  • Goals are inputted into the system.
  • User provides goal strategy by narrating real-life activities.
  • User strategy narrative is annotated using frames from FrameNet.
  • Goal-completion satisfaction is rated by user. This is somehow applied to constituent frames.
  • Process is repeated, and different frames are assigned different valuations based on perceived contribution to goal completion.
  • System provides best set of frames to form optimal strategy for the completion of each goal.
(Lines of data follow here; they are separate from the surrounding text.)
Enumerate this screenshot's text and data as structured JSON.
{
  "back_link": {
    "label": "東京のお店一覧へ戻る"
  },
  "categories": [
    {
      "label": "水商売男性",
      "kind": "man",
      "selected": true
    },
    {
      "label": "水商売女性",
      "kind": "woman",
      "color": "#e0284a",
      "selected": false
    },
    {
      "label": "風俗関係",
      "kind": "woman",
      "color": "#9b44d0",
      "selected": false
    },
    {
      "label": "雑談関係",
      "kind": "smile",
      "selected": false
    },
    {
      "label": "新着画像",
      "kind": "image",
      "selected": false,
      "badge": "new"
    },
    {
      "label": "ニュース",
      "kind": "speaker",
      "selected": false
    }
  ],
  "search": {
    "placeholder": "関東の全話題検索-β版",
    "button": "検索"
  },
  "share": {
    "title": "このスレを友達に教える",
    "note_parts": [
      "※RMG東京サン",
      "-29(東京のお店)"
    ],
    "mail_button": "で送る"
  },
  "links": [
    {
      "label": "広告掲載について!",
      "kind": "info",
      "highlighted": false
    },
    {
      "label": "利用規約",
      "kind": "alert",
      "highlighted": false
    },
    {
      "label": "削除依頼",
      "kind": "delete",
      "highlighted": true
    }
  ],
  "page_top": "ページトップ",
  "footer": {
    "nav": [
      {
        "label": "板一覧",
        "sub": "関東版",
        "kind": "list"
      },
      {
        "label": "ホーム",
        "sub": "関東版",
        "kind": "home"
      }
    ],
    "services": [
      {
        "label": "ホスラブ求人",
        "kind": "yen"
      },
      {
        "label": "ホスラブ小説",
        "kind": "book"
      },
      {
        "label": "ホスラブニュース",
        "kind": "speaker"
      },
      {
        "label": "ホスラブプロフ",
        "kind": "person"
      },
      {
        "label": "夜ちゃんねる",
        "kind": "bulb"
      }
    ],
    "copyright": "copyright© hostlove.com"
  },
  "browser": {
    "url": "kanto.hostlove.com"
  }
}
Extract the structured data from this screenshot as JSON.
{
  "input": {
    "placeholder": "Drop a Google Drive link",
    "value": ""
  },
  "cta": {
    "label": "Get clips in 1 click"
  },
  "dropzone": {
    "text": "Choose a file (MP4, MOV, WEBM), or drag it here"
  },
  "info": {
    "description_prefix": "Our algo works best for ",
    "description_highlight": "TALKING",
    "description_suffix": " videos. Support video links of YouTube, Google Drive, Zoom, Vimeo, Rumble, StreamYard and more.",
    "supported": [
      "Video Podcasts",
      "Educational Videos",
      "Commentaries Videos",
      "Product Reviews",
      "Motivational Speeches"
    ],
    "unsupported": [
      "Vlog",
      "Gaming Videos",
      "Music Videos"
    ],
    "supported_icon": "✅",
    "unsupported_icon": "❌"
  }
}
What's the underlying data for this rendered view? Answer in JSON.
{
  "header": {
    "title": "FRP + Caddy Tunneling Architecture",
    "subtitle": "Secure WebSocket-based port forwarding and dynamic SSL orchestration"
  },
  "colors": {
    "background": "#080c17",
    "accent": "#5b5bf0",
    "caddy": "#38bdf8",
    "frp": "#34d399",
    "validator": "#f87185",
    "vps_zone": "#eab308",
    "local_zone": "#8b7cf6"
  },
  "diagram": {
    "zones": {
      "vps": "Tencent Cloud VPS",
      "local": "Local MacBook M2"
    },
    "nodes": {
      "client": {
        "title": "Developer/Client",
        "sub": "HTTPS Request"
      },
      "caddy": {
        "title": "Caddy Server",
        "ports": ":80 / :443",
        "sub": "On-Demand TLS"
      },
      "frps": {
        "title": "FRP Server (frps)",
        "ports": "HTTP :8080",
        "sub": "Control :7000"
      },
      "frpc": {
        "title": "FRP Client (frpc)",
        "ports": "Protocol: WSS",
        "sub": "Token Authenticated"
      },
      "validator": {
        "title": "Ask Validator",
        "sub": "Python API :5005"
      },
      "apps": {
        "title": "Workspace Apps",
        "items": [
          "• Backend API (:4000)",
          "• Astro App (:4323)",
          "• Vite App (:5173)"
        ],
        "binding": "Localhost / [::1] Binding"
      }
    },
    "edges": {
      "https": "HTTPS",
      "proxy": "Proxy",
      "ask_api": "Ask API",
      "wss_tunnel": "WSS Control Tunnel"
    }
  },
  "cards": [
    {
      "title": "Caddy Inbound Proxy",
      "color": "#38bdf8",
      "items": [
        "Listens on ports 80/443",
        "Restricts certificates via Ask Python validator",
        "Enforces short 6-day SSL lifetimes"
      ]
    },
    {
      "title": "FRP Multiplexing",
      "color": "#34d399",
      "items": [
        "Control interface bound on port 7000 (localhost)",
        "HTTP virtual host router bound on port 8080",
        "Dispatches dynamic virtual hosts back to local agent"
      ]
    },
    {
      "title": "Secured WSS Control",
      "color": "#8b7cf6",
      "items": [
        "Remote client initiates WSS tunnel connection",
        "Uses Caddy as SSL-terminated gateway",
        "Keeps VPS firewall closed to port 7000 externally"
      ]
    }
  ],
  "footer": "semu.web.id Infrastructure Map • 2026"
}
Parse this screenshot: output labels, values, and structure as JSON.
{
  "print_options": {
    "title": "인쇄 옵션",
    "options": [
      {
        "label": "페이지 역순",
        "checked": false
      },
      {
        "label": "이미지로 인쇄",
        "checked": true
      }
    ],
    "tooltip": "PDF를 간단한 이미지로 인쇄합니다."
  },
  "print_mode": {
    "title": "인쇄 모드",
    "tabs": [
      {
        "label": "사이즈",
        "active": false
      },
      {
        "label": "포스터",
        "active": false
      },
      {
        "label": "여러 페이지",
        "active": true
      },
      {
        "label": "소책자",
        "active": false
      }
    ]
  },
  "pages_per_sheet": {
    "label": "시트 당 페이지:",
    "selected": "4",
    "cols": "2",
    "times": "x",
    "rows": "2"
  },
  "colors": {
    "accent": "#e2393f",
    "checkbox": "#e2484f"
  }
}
How does this system differ from a PIM, e.g. on a Blackberry? Various calendar systems may provide reminders, perhaps with some intelligence noticing your location etc., that assign to you the task of evaluating your current strategy and seeing if it matches a hypothetical optimal strategy for accomplishing the goal specified in the reminder. This is an attention heavy process. Instead, I would like to move as much of the strategy modeling and evaluation as possible out to the exocortex. Even when strategy evaluation is not yet optimal within the system, merely providing concrete strategy options should reduce the attention needed by the user to evaluate a course of action. Are you really going to do this, and not let it stagnate like you've done with Gargoyle? Well, I'm still working on Gargoyle, slowly but surely! Many new things in my life have taken time I could spend on it (some will be revealed soon). This exocortex project, however, is guaranteed within the semester time frame as a grade depends on it. So, you can be assured of results. I hope you're interested and excited, because I am!